All lines holding the word "Client" should be located in the records and copied.

Data records
---

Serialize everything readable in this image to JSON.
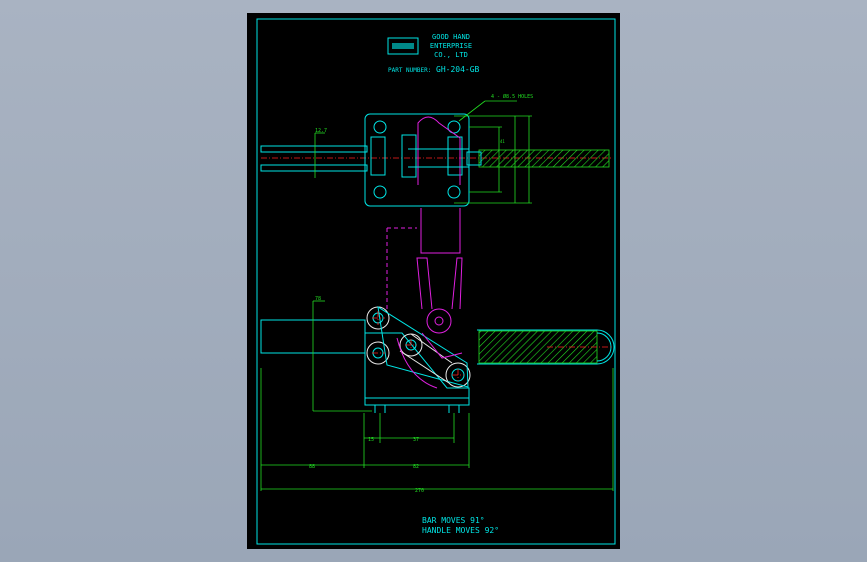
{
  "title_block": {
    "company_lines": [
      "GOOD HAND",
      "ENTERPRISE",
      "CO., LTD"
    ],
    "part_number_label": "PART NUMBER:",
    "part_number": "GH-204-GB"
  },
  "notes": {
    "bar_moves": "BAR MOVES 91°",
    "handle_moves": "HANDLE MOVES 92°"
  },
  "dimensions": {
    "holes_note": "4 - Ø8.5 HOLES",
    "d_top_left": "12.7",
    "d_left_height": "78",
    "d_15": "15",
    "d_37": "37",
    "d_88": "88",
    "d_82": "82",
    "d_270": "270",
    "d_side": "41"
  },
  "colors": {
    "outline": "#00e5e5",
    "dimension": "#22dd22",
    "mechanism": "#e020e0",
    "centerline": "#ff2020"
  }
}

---

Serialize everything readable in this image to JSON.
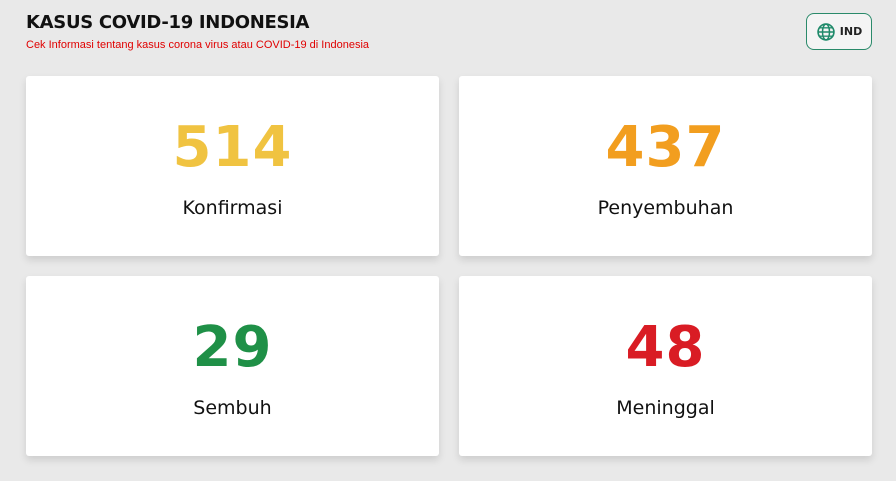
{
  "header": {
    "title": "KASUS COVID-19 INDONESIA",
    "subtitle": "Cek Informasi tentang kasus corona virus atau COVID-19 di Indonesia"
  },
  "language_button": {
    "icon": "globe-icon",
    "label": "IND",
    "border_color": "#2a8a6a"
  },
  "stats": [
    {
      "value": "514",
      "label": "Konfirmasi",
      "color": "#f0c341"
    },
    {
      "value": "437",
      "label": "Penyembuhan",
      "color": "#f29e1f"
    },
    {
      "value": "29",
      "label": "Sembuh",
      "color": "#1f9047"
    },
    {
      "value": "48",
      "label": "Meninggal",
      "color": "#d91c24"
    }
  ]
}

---

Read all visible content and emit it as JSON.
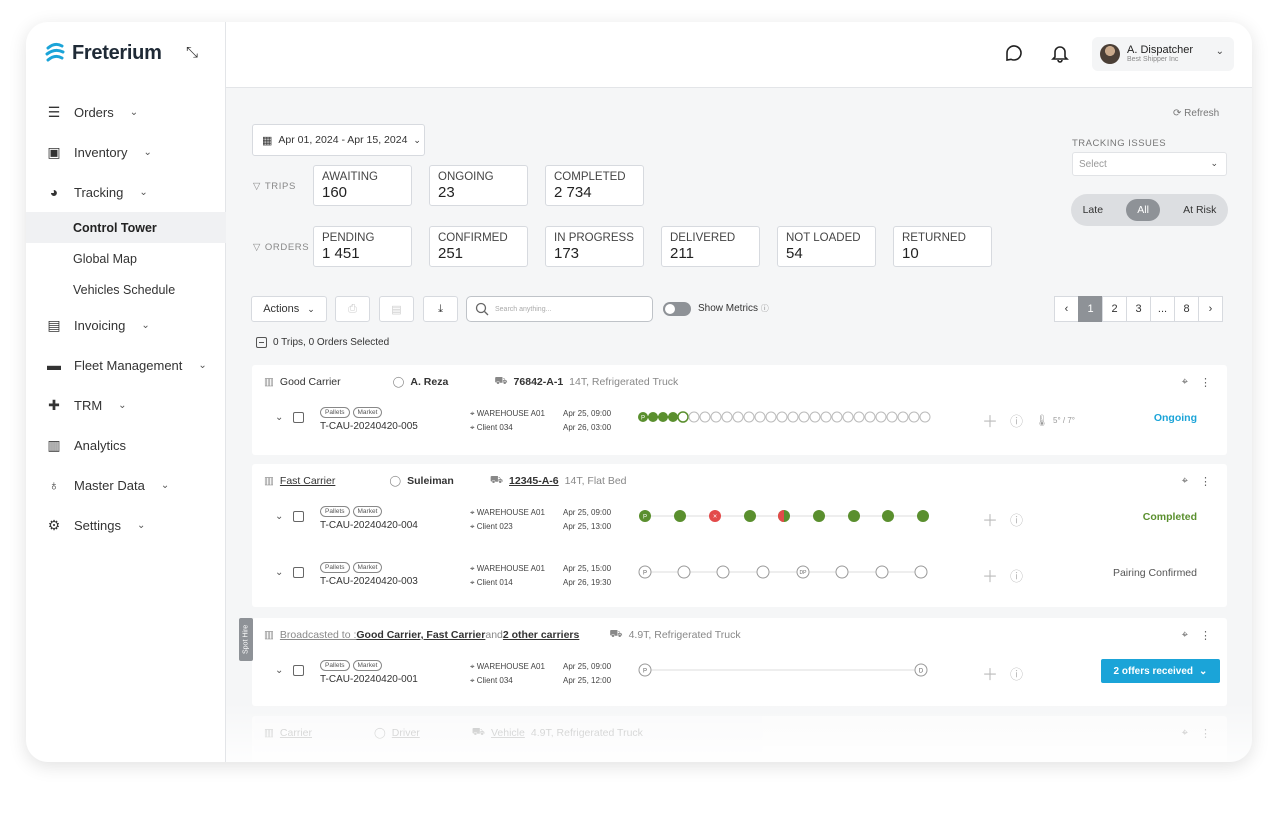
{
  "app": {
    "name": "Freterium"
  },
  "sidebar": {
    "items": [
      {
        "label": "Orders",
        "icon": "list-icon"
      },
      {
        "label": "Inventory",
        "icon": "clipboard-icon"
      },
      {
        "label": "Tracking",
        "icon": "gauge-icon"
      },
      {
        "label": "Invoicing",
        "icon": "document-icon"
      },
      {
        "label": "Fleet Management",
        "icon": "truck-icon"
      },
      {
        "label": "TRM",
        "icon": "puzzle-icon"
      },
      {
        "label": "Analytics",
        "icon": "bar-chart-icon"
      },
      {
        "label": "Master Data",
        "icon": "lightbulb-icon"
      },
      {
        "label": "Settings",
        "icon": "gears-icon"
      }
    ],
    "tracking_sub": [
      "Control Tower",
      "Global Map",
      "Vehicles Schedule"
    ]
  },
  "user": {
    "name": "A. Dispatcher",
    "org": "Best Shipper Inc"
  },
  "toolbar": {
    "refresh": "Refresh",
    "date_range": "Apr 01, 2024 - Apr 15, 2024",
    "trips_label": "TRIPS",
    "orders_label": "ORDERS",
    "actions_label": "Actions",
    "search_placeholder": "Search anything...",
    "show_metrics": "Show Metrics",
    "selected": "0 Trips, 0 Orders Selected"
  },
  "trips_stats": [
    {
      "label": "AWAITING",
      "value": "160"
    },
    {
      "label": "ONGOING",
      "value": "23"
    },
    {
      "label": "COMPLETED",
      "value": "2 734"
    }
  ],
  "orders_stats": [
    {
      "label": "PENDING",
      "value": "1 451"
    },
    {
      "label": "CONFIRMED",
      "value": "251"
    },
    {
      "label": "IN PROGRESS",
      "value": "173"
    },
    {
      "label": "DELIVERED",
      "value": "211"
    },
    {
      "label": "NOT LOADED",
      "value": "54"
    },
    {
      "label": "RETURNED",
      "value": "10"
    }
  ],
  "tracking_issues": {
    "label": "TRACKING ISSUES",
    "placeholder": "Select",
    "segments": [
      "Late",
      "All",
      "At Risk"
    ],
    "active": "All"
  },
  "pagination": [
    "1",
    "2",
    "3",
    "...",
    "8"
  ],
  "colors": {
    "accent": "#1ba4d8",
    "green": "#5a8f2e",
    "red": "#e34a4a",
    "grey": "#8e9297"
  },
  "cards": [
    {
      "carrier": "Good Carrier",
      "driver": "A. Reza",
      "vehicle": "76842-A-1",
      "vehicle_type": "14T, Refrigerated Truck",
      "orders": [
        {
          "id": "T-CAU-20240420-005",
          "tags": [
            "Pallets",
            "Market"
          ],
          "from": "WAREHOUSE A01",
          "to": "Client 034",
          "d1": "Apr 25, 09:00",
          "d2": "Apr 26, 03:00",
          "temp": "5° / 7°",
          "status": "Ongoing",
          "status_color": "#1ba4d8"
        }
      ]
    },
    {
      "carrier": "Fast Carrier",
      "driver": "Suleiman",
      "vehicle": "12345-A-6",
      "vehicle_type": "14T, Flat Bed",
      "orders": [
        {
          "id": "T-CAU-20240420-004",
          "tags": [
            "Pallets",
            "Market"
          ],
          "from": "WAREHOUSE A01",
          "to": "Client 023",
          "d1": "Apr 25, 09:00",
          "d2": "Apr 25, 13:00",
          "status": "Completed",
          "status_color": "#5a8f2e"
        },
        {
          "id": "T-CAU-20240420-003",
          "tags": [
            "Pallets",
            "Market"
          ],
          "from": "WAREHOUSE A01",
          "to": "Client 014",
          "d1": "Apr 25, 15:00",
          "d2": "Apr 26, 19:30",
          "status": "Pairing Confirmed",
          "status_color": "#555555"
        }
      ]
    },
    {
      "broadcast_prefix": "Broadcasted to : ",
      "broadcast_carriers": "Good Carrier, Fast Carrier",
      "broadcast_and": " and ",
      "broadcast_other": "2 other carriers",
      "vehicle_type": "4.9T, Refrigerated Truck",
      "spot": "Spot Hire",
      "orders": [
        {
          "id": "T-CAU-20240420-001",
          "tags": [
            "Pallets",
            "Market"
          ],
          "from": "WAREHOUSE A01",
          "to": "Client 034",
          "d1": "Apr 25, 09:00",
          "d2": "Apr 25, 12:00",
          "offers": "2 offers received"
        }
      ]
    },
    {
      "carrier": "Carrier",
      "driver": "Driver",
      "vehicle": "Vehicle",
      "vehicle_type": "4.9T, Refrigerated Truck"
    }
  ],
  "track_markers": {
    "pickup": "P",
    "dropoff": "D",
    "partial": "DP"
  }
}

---

**Solution to this task**
          "to": "Client 034",
          "to": "Client 023",
          "to": "Client 014",
          "to": "Client 034",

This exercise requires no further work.